» **Entries provided**
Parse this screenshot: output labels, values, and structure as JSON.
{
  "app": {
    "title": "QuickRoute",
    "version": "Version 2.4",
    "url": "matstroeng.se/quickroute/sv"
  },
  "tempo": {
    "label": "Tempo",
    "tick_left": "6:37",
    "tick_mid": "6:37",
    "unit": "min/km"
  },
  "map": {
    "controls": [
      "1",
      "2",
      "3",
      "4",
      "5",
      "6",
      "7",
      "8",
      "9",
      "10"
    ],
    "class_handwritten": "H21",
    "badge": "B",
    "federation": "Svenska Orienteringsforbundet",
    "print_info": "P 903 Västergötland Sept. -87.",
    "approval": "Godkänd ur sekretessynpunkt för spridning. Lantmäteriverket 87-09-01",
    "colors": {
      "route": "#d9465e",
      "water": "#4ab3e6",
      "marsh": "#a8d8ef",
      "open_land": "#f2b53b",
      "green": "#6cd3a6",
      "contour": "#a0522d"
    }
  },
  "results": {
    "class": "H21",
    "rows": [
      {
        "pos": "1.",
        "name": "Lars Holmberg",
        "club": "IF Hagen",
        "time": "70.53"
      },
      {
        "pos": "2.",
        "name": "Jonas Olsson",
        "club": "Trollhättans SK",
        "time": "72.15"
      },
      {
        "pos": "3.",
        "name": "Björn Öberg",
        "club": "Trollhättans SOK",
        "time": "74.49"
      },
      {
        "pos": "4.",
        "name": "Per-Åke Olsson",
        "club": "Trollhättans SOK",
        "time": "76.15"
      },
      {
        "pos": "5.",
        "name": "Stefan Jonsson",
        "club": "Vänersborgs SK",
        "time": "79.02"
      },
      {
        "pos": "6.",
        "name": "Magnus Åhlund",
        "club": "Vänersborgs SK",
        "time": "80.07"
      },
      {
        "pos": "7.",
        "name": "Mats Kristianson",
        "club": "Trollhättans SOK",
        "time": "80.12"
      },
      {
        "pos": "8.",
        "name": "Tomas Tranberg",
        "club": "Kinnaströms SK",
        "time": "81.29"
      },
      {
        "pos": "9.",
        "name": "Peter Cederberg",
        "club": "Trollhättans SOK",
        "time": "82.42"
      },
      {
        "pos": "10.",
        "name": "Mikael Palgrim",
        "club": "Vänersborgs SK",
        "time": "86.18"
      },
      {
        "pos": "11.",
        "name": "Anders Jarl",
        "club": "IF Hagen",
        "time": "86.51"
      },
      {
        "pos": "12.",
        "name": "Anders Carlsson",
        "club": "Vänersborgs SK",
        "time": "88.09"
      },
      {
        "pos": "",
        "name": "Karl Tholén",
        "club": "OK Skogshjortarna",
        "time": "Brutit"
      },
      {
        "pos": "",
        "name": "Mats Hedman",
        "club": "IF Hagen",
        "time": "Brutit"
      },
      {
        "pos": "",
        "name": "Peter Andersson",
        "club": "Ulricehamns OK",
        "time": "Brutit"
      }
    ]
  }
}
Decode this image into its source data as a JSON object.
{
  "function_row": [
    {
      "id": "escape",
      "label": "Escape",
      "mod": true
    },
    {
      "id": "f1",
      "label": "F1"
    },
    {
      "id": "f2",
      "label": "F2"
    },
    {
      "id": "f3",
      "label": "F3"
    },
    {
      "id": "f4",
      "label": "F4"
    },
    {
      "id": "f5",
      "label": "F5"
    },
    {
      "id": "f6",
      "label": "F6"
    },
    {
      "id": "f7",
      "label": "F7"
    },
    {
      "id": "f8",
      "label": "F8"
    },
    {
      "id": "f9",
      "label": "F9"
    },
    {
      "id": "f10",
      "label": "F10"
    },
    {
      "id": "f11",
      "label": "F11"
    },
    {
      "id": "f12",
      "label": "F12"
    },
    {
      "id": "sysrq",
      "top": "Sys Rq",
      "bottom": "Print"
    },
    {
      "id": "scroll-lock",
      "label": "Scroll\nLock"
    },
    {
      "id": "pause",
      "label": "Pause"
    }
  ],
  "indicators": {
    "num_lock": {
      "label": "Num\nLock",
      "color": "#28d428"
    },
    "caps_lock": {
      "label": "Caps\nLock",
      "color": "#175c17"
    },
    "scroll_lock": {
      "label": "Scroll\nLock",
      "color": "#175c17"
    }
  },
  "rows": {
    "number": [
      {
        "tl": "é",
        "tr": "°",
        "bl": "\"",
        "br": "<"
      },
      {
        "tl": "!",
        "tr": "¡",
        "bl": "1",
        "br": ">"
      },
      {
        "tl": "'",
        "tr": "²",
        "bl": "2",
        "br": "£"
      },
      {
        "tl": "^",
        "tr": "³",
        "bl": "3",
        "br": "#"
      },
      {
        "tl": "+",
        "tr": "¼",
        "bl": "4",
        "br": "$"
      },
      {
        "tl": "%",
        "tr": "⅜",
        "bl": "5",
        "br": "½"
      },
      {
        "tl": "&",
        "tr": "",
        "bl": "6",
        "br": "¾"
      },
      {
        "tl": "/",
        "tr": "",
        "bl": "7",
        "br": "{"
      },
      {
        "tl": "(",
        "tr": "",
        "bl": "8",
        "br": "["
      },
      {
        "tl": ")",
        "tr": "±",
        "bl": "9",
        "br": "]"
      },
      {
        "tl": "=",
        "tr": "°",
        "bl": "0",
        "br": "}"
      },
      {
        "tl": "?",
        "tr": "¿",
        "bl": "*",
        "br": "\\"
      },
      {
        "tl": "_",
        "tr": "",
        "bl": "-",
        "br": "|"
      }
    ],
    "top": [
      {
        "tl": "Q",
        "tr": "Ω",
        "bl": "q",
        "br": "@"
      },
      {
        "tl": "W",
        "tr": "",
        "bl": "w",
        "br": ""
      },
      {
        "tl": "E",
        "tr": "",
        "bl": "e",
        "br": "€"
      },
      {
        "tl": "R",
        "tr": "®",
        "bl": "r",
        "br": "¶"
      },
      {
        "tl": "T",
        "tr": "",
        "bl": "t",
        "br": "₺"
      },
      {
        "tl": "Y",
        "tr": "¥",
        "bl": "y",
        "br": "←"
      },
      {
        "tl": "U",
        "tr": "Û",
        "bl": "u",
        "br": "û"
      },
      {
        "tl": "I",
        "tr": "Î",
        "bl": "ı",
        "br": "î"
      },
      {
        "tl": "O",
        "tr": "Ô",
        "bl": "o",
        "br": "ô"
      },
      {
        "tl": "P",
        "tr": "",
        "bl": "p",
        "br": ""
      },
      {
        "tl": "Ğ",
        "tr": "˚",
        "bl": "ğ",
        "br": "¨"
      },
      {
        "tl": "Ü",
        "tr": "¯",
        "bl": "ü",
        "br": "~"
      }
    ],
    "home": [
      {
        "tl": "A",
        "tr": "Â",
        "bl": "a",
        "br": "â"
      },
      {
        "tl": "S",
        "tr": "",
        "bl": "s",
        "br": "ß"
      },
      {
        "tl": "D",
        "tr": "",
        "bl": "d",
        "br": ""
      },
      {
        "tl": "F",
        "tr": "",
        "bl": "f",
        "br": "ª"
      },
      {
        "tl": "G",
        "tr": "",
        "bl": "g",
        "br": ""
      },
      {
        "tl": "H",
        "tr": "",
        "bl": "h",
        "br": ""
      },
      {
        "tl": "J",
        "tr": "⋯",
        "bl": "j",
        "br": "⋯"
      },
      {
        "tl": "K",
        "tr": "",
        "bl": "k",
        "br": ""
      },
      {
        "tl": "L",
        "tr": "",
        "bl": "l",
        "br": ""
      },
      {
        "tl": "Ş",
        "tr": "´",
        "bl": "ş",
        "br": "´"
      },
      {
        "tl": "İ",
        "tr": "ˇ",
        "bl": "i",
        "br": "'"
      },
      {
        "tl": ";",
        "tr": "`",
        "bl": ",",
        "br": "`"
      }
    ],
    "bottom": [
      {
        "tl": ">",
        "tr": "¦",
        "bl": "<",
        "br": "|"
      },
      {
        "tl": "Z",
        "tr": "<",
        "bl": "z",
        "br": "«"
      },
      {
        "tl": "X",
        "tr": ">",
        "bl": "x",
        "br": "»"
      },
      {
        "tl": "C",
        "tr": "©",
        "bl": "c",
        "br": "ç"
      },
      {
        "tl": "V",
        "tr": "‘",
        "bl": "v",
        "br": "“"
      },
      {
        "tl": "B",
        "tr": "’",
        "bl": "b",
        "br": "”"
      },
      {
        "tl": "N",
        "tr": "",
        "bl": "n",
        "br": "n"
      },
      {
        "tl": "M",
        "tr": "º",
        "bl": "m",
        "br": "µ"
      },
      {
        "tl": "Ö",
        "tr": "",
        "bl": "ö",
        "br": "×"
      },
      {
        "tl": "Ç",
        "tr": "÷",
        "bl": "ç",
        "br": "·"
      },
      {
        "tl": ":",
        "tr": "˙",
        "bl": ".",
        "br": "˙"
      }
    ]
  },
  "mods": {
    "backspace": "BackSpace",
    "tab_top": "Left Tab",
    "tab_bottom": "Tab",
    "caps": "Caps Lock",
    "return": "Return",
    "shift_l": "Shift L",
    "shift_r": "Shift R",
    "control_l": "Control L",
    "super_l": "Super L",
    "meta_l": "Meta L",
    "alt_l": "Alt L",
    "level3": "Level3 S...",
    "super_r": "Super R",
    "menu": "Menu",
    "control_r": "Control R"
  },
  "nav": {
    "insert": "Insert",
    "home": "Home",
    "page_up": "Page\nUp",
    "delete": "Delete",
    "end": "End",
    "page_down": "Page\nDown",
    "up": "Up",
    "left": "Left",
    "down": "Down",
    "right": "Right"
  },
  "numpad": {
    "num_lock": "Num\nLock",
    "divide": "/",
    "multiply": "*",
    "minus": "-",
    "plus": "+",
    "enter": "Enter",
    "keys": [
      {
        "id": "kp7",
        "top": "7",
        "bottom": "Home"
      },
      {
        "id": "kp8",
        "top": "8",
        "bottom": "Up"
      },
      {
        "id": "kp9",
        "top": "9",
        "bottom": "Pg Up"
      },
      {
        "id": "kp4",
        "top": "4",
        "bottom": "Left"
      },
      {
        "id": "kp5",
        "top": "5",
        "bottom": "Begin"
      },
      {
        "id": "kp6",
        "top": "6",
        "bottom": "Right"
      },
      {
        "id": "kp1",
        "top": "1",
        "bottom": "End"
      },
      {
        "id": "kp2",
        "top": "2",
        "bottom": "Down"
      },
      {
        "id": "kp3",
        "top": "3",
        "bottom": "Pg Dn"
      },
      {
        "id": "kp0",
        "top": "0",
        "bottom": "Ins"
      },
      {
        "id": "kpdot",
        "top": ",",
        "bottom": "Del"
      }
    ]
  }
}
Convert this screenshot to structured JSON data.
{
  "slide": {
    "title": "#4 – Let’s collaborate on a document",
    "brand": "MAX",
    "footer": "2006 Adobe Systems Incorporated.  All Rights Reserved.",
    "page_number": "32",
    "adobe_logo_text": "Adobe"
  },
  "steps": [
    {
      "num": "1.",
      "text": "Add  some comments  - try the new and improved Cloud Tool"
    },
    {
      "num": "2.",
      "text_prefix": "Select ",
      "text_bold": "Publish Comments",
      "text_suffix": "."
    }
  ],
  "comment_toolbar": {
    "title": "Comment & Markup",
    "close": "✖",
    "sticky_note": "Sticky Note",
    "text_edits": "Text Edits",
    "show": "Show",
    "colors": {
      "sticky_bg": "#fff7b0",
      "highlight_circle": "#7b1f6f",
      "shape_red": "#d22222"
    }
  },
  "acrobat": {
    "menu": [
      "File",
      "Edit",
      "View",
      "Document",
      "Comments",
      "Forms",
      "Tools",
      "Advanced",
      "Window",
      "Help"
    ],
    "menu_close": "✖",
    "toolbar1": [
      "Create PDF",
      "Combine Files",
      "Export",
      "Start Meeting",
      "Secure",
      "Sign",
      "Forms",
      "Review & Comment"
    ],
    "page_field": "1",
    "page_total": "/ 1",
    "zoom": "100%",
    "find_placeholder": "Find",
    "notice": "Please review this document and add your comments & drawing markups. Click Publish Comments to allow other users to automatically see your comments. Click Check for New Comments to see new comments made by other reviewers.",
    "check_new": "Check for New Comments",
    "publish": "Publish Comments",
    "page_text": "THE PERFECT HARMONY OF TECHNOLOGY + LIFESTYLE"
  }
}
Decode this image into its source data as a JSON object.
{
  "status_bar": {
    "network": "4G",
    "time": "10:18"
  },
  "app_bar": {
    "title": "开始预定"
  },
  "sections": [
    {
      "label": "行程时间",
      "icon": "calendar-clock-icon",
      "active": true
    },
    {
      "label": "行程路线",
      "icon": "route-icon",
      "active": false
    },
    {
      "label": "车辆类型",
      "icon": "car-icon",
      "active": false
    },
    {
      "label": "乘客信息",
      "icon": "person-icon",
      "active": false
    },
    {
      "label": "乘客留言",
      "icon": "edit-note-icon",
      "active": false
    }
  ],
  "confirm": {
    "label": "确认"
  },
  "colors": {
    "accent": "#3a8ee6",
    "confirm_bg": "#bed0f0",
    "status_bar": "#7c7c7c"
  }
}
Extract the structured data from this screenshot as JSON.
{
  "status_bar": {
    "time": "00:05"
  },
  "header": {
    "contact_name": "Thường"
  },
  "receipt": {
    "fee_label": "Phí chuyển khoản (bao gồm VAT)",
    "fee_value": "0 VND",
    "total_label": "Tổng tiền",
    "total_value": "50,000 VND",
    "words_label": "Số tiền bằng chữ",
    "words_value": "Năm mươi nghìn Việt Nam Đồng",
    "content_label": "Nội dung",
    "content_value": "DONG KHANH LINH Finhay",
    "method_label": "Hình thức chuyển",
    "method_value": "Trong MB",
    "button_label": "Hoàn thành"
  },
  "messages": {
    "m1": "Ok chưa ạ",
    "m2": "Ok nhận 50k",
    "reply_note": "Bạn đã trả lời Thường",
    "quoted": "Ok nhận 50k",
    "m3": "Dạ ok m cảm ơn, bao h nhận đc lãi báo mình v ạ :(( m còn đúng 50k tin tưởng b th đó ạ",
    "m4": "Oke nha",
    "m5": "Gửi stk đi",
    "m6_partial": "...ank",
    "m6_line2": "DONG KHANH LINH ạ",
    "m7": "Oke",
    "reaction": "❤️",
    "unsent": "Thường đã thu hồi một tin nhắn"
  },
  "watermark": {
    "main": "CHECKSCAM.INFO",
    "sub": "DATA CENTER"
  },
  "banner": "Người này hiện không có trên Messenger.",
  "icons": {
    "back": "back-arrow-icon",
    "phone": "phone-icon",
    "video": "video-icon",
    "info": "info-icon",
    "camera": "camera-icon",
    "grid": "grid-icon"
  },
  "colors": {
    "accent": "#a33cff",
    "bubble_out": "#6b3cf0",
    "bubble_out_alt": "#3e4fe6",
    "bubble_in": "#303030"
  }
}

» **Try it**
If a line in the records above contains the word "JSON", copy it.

» **Result below**
Parse this screenshot: output labels, values, and structure as JSON.
Decode this image into its source data as a JSON object.
Convert this screenshot to structured JSON data.
Decode this image into its source data as a JSON object.
Extract the structured data from this screenshot as JSON.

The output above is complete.